• EXERCISE:
Pull each line containing "suka" out of the data and copy it.

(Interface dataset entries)
:::::

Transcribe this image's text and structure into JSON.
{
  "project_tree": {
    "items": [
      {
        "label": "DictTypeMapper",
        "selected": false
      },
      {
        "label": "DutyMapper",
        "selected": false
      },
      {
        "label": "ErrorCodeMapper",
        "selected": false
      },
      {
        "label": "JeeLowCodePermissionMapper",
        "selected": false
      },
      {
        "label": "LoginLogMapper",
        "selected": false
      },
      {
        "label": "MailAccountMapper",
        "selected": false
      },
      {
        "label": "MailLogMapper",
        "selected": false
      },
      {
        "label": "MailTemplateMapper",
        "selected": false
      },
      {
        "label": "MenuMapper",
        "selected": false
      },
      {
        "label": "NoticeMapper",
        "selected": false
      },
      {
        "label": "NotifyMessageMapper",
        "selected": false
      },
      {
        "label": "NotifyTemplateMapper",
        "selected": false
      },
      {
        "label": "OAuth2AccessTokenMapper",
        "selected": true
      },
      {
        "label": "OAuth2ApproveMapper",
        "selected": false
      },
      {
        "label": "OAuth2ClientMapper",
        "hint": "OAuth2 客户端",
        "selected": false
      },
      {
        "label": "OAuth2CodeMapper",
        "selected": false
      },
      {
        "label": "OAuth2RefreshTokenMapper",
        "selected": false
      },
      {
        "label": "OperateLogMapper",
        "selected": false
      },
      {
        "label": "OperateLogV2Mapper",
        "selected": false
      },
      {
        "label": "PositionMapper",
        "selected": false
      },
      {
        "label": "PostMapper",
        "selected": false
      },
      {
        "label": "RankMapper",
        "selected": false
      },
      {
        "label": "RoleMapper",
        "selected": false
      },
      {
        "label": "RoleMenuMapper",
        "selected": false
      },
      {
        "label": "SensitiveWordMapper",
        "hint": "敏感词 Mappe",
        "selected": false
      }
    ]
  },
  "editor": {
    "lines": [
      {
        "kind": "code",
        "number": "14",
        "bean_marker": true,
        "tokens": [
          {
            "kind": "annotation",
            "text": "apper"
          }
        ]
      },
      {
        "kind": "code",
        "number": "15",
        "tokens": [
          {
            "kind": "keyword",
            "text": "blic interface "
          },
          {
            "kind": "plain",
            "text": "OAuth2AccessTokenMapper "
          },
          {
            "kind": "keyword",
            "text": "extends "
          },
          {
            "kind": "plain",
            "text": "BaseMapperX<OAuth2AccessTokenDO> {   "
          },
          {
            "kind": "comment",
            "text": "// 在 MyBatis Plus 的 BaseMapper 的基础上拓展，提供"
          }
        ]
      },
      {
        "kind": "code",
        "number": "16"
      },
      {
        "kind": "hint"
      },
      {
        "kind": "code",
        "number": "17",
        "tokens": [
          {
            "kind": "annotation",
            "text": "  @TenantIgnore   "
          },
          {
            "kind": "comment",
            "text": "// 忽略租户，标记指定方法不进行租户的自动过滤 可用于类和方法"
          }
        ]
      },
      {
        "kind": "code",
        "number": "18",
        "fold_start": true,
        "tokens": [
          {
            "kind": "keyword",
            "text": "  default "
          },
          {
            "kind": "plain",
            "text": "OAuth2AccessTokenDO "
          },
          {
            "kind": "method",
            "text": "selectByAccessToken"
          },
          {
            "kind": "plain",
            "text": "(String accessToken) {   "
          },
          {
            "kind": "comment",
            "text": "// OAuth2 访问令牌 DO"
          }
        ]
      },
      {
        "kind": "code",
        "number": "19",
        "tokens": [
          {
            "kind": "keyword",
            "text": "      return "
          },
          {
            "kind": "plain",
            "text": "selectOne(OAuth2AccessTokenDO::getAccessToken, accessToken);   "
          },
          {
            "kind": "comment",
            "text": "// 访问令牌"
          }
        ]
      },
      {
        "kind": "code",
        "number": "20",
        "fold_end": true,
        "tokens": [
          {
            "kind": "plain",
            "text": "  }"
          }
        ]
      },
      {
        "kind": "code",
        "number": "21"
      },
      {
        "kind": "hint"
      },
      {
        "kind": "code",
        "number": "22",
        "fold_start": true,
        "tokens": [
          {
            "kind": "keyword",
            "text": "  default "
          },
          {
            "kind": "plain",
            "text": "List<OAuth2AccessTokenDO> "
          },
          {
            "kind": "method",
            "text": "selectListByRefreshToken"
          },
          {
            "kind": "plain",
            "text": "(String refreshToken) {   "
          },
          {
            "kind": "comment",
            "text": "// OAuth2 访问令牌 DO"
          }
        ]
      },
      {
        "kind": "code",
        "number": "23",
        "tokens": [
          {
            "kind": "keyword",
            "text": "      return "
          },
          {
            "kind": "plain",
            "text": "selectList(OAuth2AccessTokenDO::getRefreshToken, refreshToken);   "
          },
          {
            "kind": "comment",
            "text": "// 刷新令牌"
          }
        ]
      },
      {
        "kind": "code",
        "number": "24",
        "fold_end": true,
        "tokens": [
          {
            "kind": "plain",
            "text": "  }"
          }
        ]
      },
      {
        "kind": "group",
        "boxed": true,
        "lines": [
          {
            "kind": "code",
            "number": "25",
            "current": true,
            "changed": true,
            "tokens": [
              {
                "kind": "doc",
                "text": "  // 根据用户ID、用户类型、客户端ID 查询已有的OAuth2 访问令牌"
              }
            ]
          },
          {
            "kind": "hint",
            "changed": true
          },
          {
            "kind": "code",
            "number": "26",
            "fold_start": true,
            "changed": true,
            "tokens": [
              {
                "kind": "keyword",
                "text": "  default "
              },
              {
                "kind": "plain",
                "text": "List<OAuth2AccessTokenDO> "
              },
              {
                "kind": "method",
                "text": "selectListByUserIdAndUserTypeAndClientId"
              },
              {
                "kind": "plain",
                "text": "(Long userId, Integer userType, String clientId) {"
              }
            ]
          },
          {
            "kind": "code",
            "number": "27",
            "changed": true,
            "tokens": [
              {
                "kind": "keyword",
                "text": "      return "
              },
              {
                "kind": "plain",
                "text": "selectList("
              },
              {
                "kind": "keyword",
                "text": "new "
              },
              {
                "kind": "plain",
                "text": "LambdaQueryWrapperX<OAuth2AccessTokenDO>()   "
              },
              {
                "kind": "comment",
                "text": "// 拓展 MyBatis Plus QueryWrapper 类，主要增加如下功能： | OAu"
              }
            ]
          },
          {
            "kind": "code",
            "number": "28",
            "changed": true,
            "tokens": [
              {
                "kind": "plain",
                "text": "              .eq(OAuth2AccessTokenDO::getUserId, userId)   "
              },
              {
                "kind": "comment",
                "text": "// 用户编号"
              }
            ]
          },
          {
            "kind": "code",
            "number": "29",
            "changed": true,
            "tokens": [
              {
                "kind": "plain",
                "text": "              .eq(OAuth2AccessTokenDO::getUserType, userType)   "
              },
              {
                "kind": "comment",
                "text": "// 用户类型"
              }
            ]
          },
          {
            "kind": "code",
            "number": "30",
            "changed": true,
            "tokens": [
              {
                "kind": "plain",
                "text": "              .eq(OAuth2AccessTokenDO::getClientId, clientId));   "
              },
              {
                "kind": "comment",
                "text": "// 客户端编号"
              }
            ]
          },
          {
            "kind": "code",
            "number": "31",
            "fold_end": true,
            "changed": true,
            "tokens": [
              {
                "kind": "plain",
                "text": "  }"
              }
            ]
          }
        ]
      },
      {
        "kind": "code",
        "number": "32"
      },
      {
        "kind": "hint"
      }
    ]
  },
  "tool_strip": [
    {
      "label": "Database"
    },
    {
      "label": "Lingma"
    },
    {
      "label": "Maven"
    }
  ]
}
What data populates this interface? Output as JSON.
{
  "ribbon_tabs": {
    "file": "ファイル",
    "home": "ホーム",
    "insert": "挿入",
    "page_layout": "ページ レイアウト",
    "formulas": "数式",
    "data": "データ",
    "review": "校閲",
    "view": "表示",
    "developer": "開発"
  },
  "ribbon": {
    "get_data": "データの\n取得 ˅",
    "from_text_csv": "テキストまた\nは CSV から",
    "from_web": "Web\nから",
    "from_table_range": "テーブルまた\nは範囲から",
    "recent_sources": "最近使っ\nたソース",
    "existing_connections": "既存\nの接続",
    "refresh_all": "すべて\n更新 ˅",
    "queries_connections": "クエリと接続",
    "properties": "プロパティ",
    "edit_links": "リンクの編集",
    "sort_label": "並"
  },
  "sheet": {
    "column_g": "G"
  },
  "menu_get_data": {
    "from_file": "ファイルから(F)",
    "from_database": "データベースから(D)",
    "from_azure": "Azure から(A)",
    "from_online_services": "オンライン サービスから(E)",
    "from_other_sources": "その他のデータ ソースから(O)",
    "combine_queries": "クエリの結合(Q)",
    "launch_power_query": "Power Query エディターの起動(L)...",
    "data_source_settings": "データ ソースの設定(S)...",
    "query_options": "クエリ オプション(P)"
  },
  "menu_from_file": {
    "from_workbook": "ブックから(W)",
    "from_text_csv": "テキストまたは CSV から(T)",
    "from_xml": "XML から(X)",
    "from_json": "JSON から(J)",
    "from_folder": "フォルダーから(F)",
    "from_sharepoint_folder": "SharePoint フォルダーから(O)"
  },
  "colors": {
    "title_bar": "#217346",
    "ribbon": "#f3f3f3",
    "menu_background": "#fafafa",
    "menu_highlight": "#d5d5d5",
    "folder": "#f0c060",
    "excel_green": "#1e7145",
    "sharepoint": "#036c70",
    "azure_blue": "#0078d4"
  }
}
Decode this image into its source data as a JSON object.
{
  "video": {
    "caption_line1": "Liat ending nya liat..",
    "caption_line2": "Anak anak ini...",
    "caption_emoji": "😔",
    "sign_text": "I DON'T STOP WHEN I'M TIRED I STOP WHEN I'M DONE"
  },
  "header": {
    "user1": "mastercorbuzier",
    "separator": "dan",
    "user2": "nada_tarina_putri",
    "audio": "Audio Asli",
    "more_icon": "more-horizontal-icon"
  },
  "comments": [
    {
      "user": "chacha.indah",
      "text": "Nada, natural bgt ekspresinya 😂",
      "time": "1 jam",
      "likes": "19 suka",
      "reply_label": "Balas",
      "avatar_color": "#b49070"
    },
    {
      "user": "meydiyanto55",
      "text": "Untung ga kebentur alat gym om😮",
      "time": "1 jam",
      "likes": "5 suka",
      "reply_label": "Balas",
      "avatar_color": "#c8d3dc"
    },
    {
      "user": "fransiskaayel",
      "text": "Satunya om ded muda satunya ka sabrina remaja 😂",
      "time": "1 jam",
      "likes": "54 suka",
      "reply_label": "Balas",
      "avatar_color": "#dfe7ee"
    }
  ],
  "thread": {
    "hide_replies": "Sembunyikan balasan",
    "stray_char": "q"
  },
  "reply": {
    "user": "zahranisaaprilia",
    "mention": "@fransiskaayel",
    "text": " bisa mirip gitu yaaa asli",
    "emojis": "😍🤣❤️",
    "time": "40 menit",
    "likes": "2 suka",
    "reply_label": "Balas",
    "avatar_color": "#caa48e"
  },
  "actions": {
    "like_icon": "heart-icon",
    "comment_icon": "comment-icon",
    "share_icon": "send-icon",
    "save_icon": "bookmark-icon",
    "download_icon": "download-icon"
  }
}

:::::

• YOUR SOLUTION:
      "likes": "19 suka",
      "likes": "5 suka",
      "likes": "54 suka",
    "likes": "2 suka",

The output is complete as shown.